DynamoDBMapper is a high-level abstraction provided by the AWS SDK for Java (specifically, the AWS DynamoDB SDK for Java) that simplifies the process of working with Amazon DynamoDB tables in Java applications.

DynamoDBMapper CRUD operations example

It allows you to map your application’s Java objects to items in DynamoDB tables, and it handles much of the underlying DynamoDB interaction for you. This abstraction helps reduce the amount of boilerplate code you need to write when working with DynamoDB, making it more convenient for Java developers.

Here’s a live example of using DynamoDBMapper:

  1. Maven Dependency:
    Make sure you include the DynamoDB SDK for Java dependency in your Maven project:
   <dependency>
       <groupId>software.amazon.awssdk</groupId>
       <artifactId>dynamodb</artifactId>
       <version>2.x.x</version> <!-- Replace with the latest version -->
   </dependency>
  1. Java Class:
    Create a simple Java class representing an entity that you want to store in DynamoDB. For example, let’s create a Person class:
   import software.amazon.awssdk.enhanced.dynamodb.mapper.annotations.DynamoDbBean;
   import software.amazon.awssdk.enhanced.dynamodb.mapper.annotations.DynamoDbPartitionKey;

   @DynamoDbBean
   public class Person {
       private String id;
       private String name;

       @DynamoDbPartitionKey
       public String getId() {
           return id;
       }

       public void setId(String id) {
           this.id = id;
       }

       public String getName() {
           return name;
       }

       public void setName(String name) {
           this.name = name;
       }
   }
  1. Usage with DynamoDBMapper:
    Now, you can use DynamoDBMapper to interact with DynamoDB. For example, let’s perform basic CRUD operations:
   import software.amazon.awssdk.enhanced.dynamodb.DynamoDbClient;
   import software.amazon.awssdk.enhanced.dynamodb.DynamoDbEnhancedClient;
   import software.amazon.awssdk.enhanced.dynamodb.TableSchema;
   import software.amazon.awssdk.enhanced.dynamodb.mapper.StaticAttributeTags;
   import software.amazon.awssdk.enhanced.dynamodb.mapper.annotations.DynamoDbSecondaryPartitionKey;
   import software.amazon.awssdk.services.dynamodb.model.AttributeValue;

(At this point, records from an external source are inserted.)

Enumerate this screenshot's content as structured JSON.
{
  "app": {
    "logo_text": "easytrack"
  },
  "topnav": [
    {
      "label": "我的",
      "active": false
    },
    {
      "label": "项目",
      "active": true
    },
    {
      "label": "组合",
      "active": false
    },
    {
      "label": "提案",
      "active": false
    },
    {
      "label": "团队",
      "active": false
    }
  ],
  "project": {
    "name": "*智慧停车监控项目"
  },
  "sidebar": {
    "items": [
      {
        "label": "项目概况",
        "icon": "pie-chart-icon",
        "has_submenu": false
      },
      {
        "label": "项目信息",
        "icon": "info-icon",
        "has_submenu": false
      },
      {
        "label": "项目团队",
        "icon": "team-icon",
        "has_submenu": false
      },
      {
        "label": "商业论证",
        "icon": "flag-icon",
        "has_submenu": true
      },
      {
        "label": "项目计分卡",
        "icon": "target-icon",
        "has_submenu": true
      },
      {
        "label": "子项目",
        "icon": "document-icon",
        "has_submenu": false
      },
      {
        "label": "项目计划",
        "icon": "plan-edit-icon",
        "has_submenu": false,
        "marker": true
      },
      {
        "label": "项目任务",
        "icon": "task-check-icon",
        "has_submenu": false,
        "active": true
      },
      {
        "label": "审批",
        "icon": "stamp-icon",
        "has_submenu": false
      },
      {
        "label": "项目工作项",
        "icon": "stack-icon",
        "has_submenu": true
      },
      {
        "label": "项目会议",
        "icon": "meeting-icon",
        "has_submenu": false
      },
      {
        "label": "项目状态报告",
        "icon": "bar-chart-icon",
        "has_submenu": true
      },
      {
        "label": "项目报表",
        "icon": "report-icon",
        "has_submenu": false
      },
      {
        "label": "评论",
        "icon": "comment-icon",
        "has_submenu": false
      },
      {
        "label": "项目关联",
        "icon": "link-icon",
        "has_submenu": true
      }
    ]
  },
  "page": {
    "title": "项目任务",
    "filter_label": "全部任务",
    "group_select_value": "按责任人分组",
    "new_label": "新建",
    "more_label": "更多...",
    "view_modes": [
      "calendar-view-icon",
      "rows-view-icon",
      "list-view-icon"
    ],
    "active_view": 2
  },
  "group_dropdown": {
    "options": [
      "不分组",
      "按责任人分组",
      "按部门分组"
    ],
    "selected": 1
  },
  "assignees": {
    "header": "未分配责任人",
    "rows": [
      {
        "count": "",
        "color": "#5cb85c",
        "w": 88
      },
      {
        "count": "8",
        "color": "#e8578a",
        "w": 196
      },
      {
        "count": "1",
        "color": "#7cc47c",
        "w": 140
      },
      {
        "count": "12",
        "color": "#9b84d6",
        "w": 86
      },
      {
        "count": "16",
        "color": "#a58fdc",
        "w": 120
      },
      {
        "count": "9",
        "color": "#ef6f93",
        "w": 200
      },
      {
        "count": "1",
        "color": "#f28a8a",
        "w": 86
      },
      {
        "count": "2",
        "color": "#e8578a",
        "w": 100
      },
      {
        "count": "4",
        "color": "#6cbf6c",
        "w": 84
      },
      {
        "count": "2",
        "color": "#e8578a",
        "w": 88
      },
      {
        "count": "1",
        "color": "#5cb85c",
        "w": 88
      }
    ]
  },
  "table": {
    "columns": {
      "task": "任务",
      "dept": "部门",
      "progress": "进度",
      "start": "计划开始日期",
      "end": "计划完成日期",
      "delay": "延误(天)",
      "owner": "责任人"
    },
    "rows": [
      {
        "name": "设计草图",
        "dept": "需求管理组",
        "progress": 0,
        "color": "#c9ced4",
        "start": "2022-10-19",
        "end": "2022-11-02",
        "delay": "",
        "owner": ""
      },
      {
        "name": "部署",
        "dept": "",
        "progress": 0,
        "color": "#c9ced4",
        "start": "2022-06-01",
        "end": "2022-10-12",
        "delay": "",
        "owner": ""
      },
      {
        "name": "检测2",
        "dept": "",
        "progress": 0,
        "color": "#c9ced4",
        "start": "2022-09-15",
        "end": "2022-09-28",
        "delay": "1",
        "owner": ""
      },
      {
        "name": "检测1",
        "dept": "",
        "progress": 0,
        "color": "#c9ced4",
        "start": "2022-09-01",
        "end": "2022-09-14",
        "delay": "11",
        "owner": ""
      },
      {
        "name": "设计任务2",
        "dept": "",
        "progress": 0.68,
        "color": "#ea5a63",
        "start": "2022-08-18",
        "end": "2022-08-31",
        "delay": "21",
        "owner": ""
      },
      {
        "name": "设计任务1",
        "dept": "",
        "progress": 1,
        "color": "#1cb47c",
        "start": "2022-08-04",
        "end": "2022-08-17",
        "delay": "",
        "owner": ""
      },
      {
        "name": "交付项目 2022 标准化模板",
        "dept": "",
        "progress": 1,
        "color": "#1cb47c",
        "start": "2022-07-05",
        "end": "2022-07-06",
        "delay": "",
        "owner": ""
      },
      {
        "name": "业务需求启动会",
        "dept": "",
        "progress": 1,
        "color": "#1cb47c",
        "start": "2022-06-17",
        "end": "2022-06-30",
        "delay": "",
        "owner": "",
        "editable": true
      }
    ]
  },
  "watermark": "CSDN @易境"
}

   public class DynamoDBMapperExample {

       public static void main(String[] args) {
           // Create a DynamoDB client
           DynamoDbClient dynamoDbClient = DynamoDbClient.create();

           // Create an enhanced DynamoDB client
           DynamoDbEnhancedClient enhancedClient = DynamoDbEnhancedClient.builder()
                   .dynamoDbClient(dynamoDbClient)
                   .build();

           // Create a DynamoDBMapper
           DynamoDbMapper mapper = DynamoDbMapper.builder()
                   .dynamoDbClient(dynamoDbClient)
                   .build();

           // Create a table schema for the Person class
           TableSchema<Person> tableSchema = TableSchema.fromBean(Person.class);

           // Create a Person object
           Person person = new Person();
           person.setId("1");
           person.setName("John Doe");

           // Save the person object to DynamoDB
           mapper.save(person);

           // Load the person object from DynamoDB
           Person loadedPerson = mapper.load(Person.class, "1");

           // Update the person's name
           loadedPerson.setName("Updated Name");
           mapper.save(loadedPerson);

           // Query DynamoDB for persons with a specific name
           Person queryPerson = new Person();
           queryPerson.setName("Updated Name");

           DynamoDbQueryExpression<Person> queryExpression = DynamoDbQueryExpression.builder()
                   .queryConditional(
                           DynamoDbQueryConditional
                                   .attribute("name")
                                   .eq(AttributeValue.builder().s("Updated Name").build())
                   )
                   .build();

           PaginatedList<Person> queryResults = mapper.query(Person.class, queryExpression);

           for (Person resultPerson : queryResults) {
               System.out.println("Query Result: " + resultPerson);
           }

           // Delete the person from DynamoDB
           mapper.delete(loadedPerson);
       }
   }

In this example, we create a Person class, use DynamoDBMapper to save, load, update, query, and delete a Person object in DynamoDB. Note that this is a simplified example, and in a real-world scenario, you might want to handle errors, implement appropriate error handling, and follow best practices for DynamoDB interactions.

Always refer to the official documentation for the latest information.

Categories: DynamoDB

0 Comments

Leave a Reply

Avatar placeholder

Your email address will not be published. Required fields are marked *